Occlusal adjustment can be done using high speed diamond burs, after which polishing may be necessary again. Care must be taken not to perforate the tooth, and a Svensen gauge is useful for checking Crown thickness.  Once the Crown has been checked in ICP, occlusion needs to be checked using articulating paper in lateral and protrusive excursion, with adjustment as necessary.

5)      Finish and polishing –this is particularly important with porcelain, because unpolished porcelain can rapidly wear away opposing teeth.

-Metal Surface, polishing sequence: Finishing diamonds > Rubber abrasive points > Soflex discs (interproximally) > Felt wheel or rubber cup with diamond polishing paste or zinc oxide

-Porcelain Surface, polishing sequence: Finishing diamonds > Soflex discs (interproximally) > Rubber abrasive points > Felt wheel or rubber cup with diamond polishing paste

-Composite Surface, polishing sequence: Composite finishing diamonds > White Stones > Soflex discs > Silicone enhancer > Diamond polishing paste

Cementation of the Crown

Choosing a cement

-There are a variety of different cements available for use, and they are categorized into 1.Luting Cements and 2.Adhesive cements.

-Luting Cements: Achieve retention by wetting and micro-mechanical interlocking, of the fitting surface of the Crown, which is often sandblasted for further retention.

-Adhesive Cements: Achieve retention by molecular adhesion between the tooth preparation and fitting surface of the Crown.

-Currently, the four major classes of luting cement include: Zinc Phosphate, Polycarboxylate, Conventional Glass Ionomer Cement and Resin Modified Glass Ionomer Cement.

-There is only one type of Adhesive cement and that is Composite Resin Cements.
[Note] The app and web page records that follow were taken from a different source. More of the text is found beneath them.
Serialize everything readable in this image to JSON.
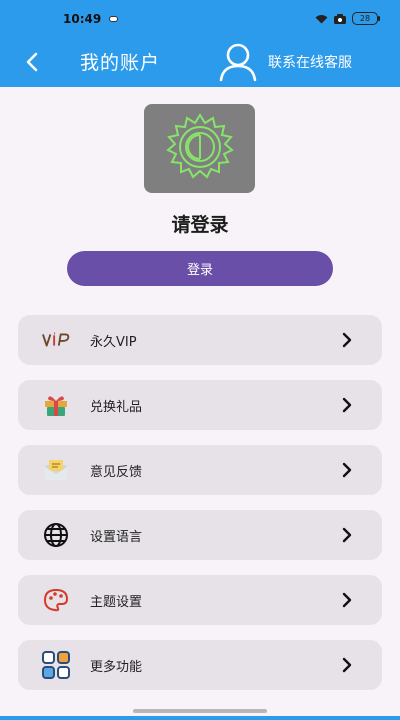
{
  "status": {
    "time": "10:49",
    "battery": "28"
  },
  "header": {
    "title": "我的账户",
    "customer_service": "联系在线客服"
  },
  "profile": {
    "prompt": "请登录",
    "login_button": "登录"
  },
  "menu": [
    {
      "label": "永久VIP",
      "icon": "vip-icon"
    },
    {
      "label": "兑换礼品",
      "icon": "gift-icon"
    },
    {
      "label": "意见反馈",
      "icon": "feedback-mail-icon"
    },
    {
      "label": "设置语言",
      "icon": "globe-icon"
    },
    {
      "label": "主题设置",
      "icon": "palette-icon"
    },
    {
      "label": "更多功能",
      "icon": "apps-grid-icon"
    }
  ],
  "colors": {
    "appbar": "#2c9bec",
    "button": "#6a4fa8",
    "card": "#e7e1e8",
    "background": "#f8f3f8"
  }
}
-There are a number of clinical factors that need to be considered in the choice of cement and these include: occlusal forces, aesthetic demands, ability to achieve moisture control, preparation retention and margin location.

-The following table considers the properties and indications of various cements:
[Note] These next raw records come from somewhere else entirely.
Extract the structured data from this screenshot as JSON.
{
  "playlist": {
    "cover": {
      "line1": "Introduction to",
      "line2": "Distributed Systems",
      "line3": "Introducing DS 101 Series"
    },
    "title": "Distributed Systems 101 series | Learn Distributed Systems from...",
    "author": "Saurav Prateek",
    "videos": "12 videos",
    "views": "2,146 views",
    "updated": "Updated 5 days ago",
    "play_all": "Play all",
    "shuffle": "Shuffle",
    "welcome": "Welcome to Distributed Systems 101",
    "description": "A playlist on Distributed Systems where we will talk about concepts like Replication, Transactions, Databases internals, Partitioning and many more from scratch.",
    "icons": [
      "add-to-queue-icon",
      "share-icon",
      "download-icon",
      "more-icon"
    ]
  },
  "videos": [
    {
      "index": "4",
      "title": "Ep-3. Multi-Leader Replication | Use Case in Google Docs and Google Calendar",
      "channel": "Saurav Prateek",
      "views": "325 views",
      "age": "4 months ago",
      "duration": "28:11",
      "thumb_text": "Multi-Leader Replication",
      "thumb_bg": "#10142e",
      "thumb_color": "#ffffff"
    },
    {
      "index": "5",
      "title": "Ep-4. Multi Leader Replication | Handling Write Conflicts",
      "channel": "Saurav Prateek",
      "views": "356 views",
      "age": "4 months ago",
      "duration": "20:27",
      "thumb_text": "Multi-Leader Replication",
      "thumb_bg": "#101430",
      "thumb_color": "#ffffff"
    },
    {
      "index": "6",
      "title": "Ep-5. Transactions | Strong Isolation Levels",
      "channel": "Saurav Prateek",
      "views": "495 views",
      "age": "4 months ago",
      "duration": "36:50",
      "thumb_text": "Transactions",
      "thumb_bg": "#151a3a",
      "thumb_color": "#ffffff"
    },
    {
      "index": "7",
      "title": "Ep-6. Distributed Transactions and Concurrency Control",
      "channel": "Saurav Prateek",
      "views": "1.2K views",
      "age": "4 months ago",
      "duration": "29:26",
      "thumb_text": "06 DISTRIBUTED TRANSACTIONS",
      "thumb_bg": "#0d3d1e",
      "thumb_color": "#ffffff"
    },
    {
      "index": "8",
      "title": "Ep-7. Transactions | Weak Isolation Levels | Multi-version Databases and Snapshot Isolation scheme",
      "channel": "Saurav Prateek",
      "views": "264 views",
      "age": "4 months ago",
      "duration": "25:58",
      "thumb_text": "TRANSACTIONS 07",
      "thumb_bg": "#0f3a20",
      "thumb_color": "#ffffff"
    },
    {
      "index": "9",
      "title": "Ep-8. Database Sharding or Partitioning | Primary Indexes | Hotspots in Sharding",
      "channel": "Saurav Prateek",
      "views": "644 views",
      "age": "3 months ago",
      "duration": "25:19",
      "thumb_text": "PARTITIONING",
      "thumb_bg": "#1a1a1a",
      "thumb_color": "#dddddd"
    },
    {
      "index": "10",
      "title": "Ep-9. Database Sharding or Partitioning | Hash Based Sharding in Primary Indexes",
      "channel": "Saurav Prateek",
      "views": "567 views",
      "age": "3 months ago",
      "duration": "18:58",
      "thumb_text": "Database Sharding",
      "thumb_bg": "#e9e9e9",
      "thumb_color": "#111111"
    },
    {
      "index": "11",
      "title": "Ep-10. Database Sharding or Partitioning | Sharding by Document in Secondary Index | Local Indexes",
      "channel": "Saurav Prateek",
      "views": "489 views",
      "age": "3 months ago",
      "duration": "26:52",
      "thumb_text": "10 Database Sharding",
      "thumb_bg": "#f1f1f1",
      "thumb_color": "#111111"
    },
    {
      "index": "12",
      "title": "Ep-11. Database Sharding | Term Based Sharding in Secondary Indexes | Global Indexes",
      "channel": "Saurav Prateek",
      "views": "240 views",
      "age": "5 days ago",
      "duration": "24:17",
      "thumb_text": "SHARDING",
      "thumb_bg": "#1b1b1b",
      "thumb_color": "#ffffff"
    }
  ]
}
-As a summary, a strong Crown with good retention can be luted with any cement, whereas weak restorations and those with poor retention must be bonded with strong cements such as composite resins.

Cementing Procedure        
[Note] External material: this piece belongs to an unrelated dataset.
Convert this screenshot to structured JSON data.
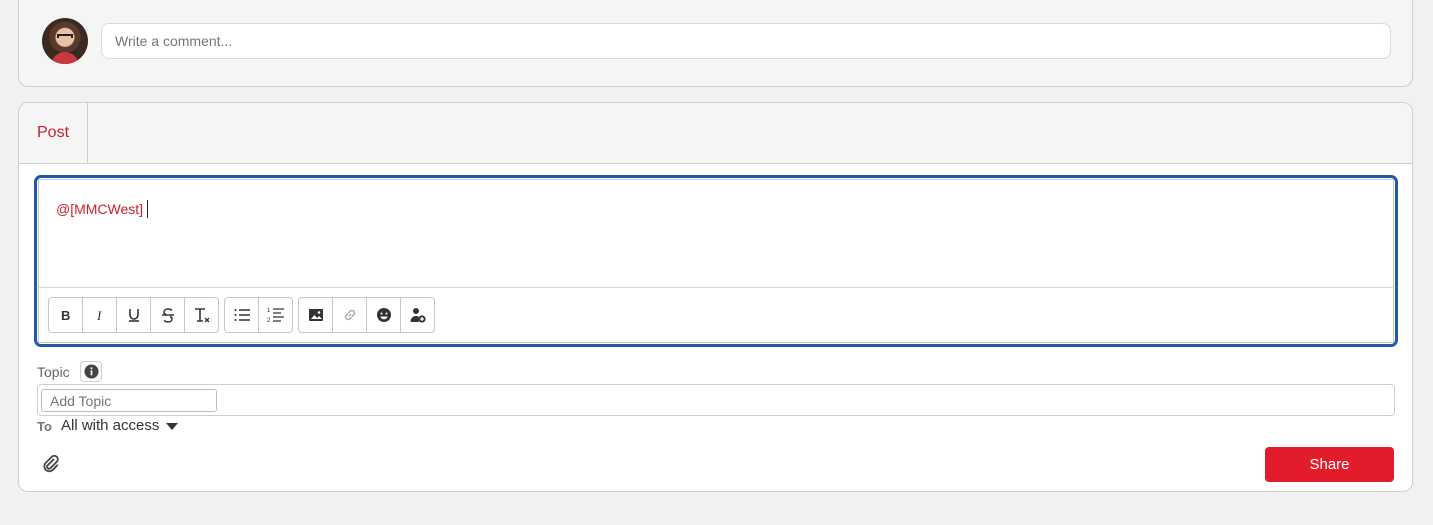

1)      Isolate the tooth, using dental dam (where possible) or cotton wool rolls.  If the gingivae inhibit seating, retract using gingival retraction cords

2)      Clean the tooth preparation, and dry, but do not desiccate

3)      Mix the cement according to manufacturer’s instructions

4)      Coat the entire fitting surface with a small layer of cement

5)      Seat the Crown quickly, applying finger pressure, and maintain

6)      Excess conventional cement should be removed after complete setting.  Composite resin based cements should be removed at the gel phase of set, as it can be difficult to remove later on. –Gold margins should be burnished before the cement sets, as doing this afterwards can crack underlying cement.


For all the references and the complete Crowns Revision Guide for the Undergraduate Dental student, including Parts 1, 2 and 3, click here to download the complete PDF.